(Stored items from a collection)
[Start of Attachment]
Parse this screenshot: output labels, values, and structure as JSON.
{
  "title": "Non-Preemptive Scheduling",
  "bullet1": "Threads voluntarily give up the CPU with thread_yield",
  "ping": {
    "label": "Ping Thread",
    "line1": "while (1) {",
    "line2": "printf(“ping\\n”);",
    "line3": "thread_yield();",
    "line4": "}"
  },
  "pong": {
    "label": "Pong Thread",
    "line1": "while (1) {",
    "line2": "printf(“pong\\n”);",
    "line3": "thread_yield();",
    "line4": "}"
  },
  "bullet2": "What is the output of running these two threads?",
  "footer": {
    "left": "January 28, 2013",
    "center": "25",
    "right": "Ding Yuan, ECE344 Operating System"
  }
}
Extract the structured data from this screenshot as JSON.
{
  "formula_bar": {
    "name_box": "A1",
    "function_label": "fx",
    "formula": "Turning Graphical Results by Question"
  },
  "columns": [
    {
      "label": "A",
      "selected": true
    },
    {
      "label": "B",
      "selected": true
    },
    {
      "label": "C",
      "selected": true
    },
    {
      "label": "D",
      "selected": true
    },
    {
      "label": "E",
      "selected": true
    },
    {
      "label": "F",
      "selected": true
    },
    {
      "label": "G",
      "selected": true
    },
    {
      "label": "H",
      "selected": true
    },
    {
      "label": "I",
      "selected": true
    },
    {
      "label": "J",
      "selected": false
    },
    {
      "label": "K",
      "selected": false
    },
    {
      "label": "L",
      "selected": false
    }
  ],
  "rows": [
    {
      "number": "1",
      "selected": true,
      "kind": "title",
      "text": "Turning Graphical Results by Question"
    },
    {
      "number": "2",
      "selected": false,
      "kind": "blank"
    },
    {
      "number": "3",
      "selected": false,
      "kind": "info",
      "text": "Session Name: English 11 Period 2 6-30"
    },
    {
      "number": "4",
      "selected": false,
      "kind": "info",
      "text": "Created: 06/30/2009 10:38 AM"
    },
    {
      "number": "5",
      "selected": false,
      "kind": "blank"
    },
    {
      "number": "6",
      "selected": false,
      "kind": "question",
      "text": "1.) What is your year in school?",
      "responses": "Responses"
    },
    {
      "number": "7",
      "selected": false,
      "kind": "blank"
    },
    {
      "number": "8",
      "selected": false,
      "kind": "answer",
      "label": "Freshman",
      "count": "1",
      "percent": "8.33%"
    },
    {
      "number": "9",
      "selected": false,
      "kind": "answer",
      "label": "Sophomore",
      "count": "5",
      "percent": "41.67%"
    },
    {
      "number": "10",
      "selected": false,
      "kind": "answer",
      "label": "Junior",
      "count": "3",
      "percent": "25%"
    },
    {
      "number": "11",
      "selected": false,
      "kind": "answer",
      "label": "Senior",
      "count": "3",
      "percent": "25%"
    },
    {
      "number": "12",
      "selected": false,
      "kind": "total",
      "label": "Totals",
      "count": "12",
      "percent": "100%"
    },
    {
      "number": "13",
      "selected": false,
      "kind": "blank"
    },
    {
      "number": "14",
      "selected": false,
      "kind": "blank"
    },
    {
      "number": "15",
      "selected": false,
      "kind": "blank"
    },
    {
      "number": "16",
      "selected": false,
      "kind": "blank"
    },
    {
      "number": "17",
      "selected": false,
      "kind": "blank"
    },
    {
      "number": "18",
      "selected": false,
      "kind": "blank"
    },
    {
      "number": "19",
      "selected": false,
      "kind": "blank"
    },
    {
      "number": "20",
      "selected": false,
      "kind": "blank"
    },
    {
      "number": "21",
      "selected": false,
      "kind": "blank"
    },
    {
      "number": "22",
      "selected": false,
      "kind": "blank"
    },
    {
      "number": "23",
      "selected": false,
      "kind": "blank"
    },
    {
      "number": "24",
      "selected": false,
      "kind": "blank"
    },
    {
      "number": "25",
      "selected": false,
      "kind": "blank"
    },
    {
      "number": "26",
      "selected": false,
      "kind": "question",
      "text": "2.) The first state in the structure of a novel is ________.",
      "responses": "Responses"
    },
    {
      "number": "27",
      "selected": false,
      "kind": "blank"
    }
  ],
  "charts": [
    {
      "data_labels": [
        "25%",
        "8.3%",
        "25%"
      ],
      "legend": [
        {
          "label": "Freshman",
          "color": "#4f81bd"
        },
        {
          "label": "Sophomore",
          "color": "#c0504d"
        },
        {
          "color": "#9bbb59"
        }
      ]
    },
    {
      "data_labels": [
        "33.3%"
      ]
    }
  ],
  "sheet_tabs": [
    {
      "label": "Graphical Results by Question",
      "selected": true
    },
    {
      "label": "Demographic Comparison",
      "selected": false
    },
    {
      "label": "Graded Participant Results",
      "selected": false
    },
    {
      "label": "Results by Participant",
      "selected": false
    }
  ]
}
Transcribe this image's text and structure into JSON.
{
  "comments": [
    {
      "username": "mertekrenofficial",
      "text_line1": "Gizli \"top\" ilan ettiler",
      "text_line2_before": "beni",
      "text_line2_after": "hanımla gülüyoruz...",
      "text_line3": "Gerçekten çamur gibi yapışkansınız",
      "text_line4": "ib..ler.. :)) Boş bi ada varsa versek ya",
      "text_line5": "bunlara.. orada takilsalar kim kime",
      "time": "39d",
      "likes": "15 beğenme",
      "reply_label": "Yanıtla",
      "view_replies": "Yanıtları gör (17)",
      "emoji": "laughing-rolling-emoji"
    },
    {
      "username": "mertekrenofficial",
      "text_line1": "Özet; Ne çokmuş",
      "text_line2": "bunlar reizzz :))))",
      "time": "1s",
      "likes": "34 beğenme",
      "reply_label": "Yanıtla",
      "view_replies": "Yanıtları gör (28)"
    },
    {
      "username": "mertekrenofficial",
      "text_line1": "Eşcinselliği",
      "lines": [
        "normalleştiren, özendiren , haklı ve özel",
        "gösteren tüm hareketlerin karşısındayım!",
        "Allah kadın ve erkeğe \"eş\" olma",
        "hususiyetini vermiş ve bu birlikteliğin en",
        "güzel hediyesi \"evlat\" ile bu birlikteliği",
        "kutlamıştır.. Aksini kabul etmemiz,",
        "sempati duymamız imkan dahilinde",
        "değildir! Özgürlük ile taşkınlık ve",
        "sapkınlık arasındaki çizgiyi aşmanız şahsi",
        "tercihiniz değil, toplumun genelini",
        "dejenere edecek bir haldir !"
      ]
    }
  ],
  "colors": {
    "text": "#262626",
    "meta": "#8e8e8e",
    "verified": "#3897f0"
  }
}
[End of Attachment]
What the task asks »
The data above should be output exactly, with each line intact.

Solution below »
Parse this screenshot: output labels, values, and structure as JSON.
{
  "title": "Non-Preemptive Scheduling",
  "bullet1": "Threads voluntarily give up the CPU with thread_yield",
  "ping": {
    "label": "Ping Thread",
    "line1": "while (1) {",
    "line2": "printf(“ping\\n”);",
    "line3": "thread_yield();",
    "line4": "}"
  },
  "pong": {
    "label": "Pong Thread",
    "line1": "while (1) {",
    "line2": "printf(“pong\\n”);",
    "line3": "thread_yield();",
    "line4": "}"
  },
  "bullet2": "What is the output of running these two threads?",
  "footer": {
    "left": "January 28, 2013",
    "center": "25",
    "right": "Ding Yuan, ECE344 Operating System"
  }
}
Extract the structured data from this screenshot as JSON.
{
  "formula_bar": {
    "name_box": "A1",
    "function_label": "fx",
    "formula": "Turning Graphical Results by Question"
  },
  "columns": [
    {
      "label": "A",
      "selected": true
    },
    {
      "label": "B",
      "selected": true
    },
    {
      "label": "C",
      "selected": true
    },
    {
      "label": "D",
      "selected": true
    },
    {
      "label": "E",
      "selected": true
    },
    {
      "label": "F",
      "selected": true
    },
    {
      "label": "G",
      "selected": true
    },
    {
      "label": "H",
      "selected": true
    },
    {
      "label": "I",
      "selected": true
    },
    {
      "label": "J",
      "selected": false
    },
    {
      "label": "K",
      "selected": false
    },
    {
      "label": "L",
      "selected": false
    }
  ],
  "rows": [
    {
      "number": "1",
      "selected": true,
      "kind": "title",
      "text": "Turning Graphical Results by Question"
    },
    {
      "number": "2",
      "selected": false,
      "kind": "blank"
    },
    {
      "number": "3",
      "selected": false,
      "kind": "info",
      "text": "Session Name: English 11 Period 2 6-30"
    },
    {
      "number": "4",
      "selected": false,
      "kind": "info",
      "text": "Created: 06/30/2009 10:38 AM"
    },
    {
      "number": "5",
      "selected": false,
      "kind": "blank"
    },
    {
      "number": "6",
      "selected": false,
      "kind": "question",
      "text": "1.) What is your year in school?",
      "responses": "Responses"
    },
    {
      "number": "7",
      "selected": false,
      "kind": "blank"
    },
    {
      "number": "8",
      "selected": false,
      "kind": "answer",
      "label": "Freshman",
      "count": "1",
      "percent": "8.33%"
    },
    {
      "number": "9",
      "selected": false,
      "kind": "answer",
      "label": "Sophomore",
      "count": "5",
      "percent": "41.67%"
    },
    {
      "number": "10",
      "selected": false,
      "kind": "answer",
      "label": "Junior",
      "count": "3",
      "percent": "25%"
    },
    {
      "number": "11",
      "selected": false,
      "kind": "answer",
      "label": "Senior",
      "count": "3",
      "percent": "25%"
    },
    {
      "number": "12",
      "selected": false,
      "kind": "total",
      "label": "Totals",
      "count": "12",
      "percent": "100%"
    },
    {
      "number": "13",
      "selected": false,
      "kind": "blank"
    },
    {
      "number": "14",
      "selected": false,
      "kind": "blank"
    },
    {
      "number": "15",
      "selected": false,
      "kind": "blank"
    },
    {
      "number": "16",
      "selected": false,
      "kind": "blank"
    },
    {
      "number": "17",
      "selected": false,
      "kind": "blank"
    },
    {
      "number": "18",
      "selected": false,
      "kind": "blank"
    },
    {
      "number": "19",
      "selected": false,
      "kind": "blank"
    },
    {
      "number": "20",
      "selected": false,
      "kind": "blank"
    },
    {
      "number": "21",
      "selected": false,
      "kind": "blank"
    },
    {
      "number": "22",
      "selected": false,
      "kind": "blank"
    },
    {
      "number": "23",
      "selected": false,
      "kind": "blank"
    },
    {
      "number": "24",
      "selected": false,
      "kind": "blank"
    },
    {
      "number": "25",
      "selected": false,
      "kind": "blank"
    },
    {
      "number": "26",
      "selected": false,
      "kind": "question",
      "text": "2.) The first state in the structure of a novel is ________.",
      "responses": "Responses"
    },
    {
      "number": "27",
      "selected": false,
      "kind": "blank"
    }
  ],
  "charts": [
    {
      "data_labels": [
        "25%",
        "8.3%",
        "25%"
      ],
      "legend": [
        {
          "label": "Freshman",
          "color": "#4f81bd"
        },
        {
          "label": "Sophomore",
          "color": "#c0504d"
        },
        {
          "color": "#9bbb59"
        }
      ]
    },
    {
      "data_labels": [
        "33.3%"
      ]
    }
  ],
  "sheet_tabs": [
    {
      "label": "Graphical Results by Question",
      "selected": true
    },
    {
      "label": "Demographic Comparison",
      "selected": false
    },
    {
      "label": "Graded Participant Results",
      "selected": false
    },
    {
      "label": "Results by Participant",
      "selected": false
    }
  ]
}
Transcribe this image's text and structure into JSON.
{
  "comments": [
    {
      "username": "mertekrenofficial",
      "text_line1": "Gizli \"top\" ilan ettiler",
      "text_line2_before": "beni",
      "text_line2_after": "hanımla gülüyoruz...",
      "text_line3": "Gerçekten çamur gibi yapışkansınız",
      "text_line4": "ib..ler.. :)) Boş bi ada varsa versek ya",
      "text_line5": "bunlara.. orada takilsalar kim kime",
      "time": "39d",
      "likes": "15 beğenme",
      "reply_label": "Yanıtla",
      "view_replies": "Yanıtları gör (17)",
      "emoji": "laughing-rolling-emoji"
    },
    {
      "username": "mertekrenofficial",
      "text_line1": "Özet; Ne çokmuş",
      "text_line2": "bunlar reizzz :))))",
      "time": "1s",
      "likes": "34 beğenme",
      "reply_label": "Yanıtla",
      "view_replies": "Yanıtları gör (28)"
    },
    {
      "username": "mertekrenofficial",
      "text_line1": "Eşcinselliği",
      "lines": [
        "normalleştiren, özendiren , haklı ve özel",
        "gösteren tüm hareketlerin karşısındayım!",
        "Allah kadın ve erkeğe \"eş\" olma",
        "hususiyetini vermiş ve bu birlikteliğin en",
        "güzel hediyesi \"evlat\" ile bu birlikteliği",
        "kutlamıştır.. Aksini kabul etmemiz,",
        "sempati duymamız imkan dahilinde",
        "değildir! Özgürlük ile taşkınlık ve",
        "sapkınlık arasındaki çizgiyi aşmanız şahsi",
        "tercihiniz değil, toplumun genelini",
        "dejenere edecek bir haldir !"
      ]
    }
  ],
  "colors": {
    "text": "#262626",
    "meta": "#8e8e8e",
    "verified": "#3897f0"
  }
}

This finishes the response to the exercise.